They all slept in the sleeping quarters which housed 13 bunks, beautifully finished with silky oak lining and Queensland. Maple plywood. The meals were cooked on an AGA slow combustion stove, which also provided hot water.

Sun 6th Jan 1952: a pleasant sunny morning, and all were on board, Grandpa had brought some of the remaining family members to the island to wave farewell. There was some problem with the fuel lines to the engine which delayed the actual departure till the evening. It was plain sailing after that.

Tues 8th Jan 1952: As they made their way up the Gulf of St. Vincent towards Adelaide,they appreciated the quieter waters after the constant rolling of the boat in Bass Strait. The men called the mothers and children from their bunks at 2am. to see the porpoises, covered in phosphorous, playing in the bow wave like some fairy tale creatures. What excitement and wonder for the children.

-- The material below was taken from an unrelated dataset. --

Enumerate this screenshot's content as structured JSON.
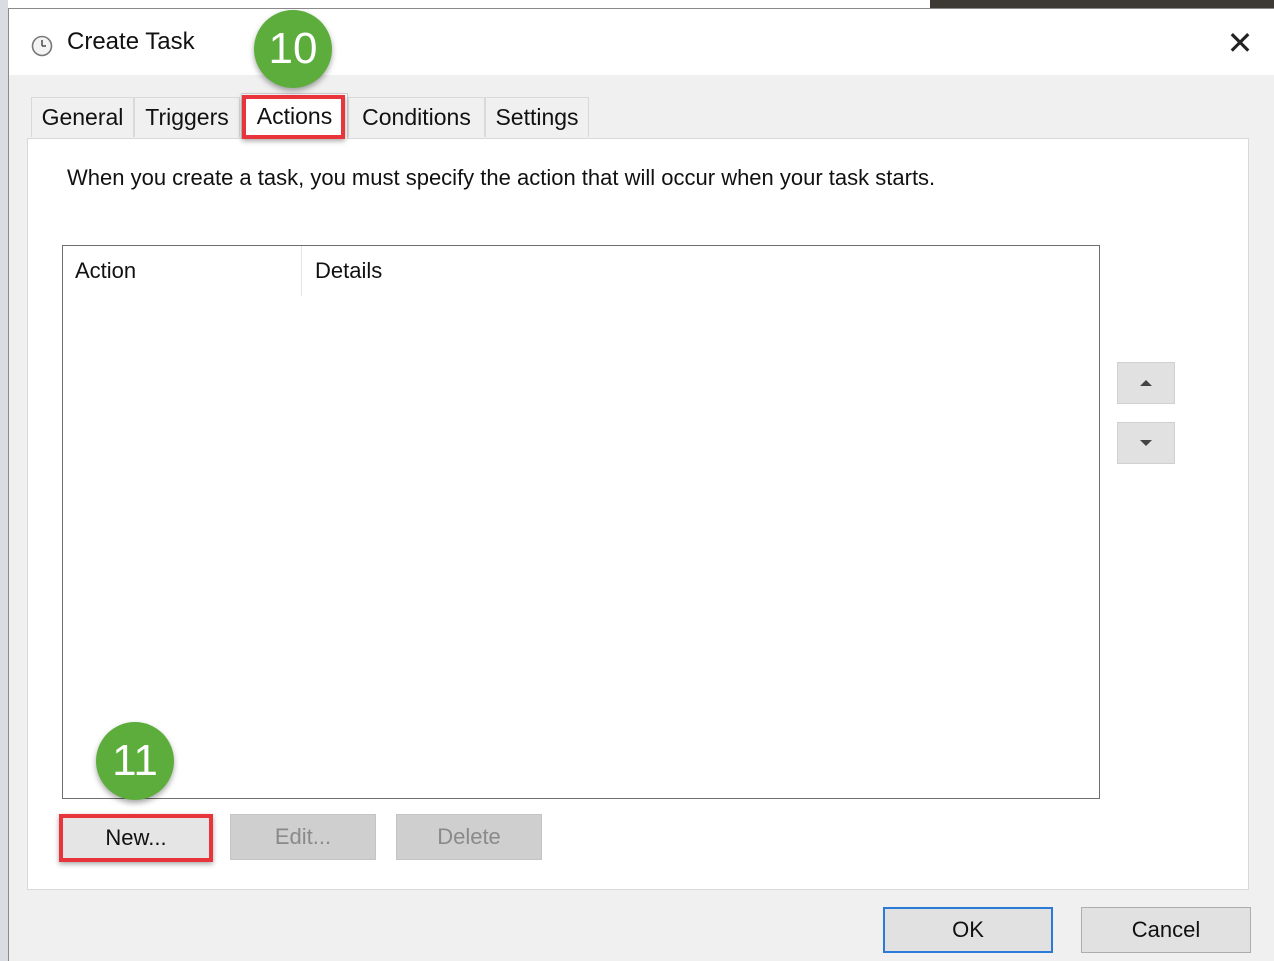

The family was welcomed on the wharf at Port Adelaide by politicians, fisheries personnel, and other interested folk. Their arrival had been recorded in the newspapers, and many kind South Australians came offering gifts of fruit and vegetables from their gardens. During this time (10 days) in port, Tacoma was tied up at the stern of a coastal steamer, which towered above the clipper, and in the evenings the crew would lean over the rail delighted to watch the adults trying to round up the children for their showers. There was often a chase up the mast or around the deck before they succeeded! The men were busy, loading nets and other fishing gear, while the mothers cared for and amused the children during the heat of the day,they spent much of the time at the beach. (These are some of the memories of Ross’s aunt, Clara Haldane, wife of Alan.)

Another two days at sea and their journey ended and they arrived at Pt. Lincoln, to be formally welcomed by the Harbour Master and other officials. However, this was not necessarily echoed by the general fishing fleet of the town, they were somewhat sceptical of the newcomers. At first the families shared accommodation, until their ‘trust houses ‘were available, storing their household goods on verandahs or wherever they fitted.

They had an unlucky start to the 1952 season due to bad weather and damaged nets, with repair materials difficult to obtain. Things were uncertain, and did not go to plan for some time, and their finances ran low. It really wasn’t until 1955-56 when the Janguard Brothers (from U.S.A.), sponsored by the S.A.Govt.,arrived and demonstrated the American pole fishing technique to catch tuna, that their haul improved, and the industry boomed.

Some members may remember seeing footage on the Movietone news at the Regent Theatre, during the 1960s, this pole fishing technique. The excitement and thrill of the catch – men out on a platform outside the boat, heaving huge fish over their heads, onto the deck, with a lure on a short line attached to a bamboo pole.

The Janguard brothers stayed for three months and taught the crew of other boats of the local fleet. The boats needed to be modified for this different type of fishing, with the platforms for the men to stand on and the addition of live bait tanks.

And so, this successful fishing industry began, and really hasn’t looked back, changing over the years to the needs of consumers and markets around the nation and the world.

In more recent years, a local Preservation Society has been formed to which the Tacoma belongs,and is responsible for her ongoing maintenance.

However, the family still conducts short tuna fishing excursions 4 times per year with her, and the produce supplies restaurants and other outlets. She is moored just at Ross’s front door in the marina, so he can keep a very close eye on this very special family member.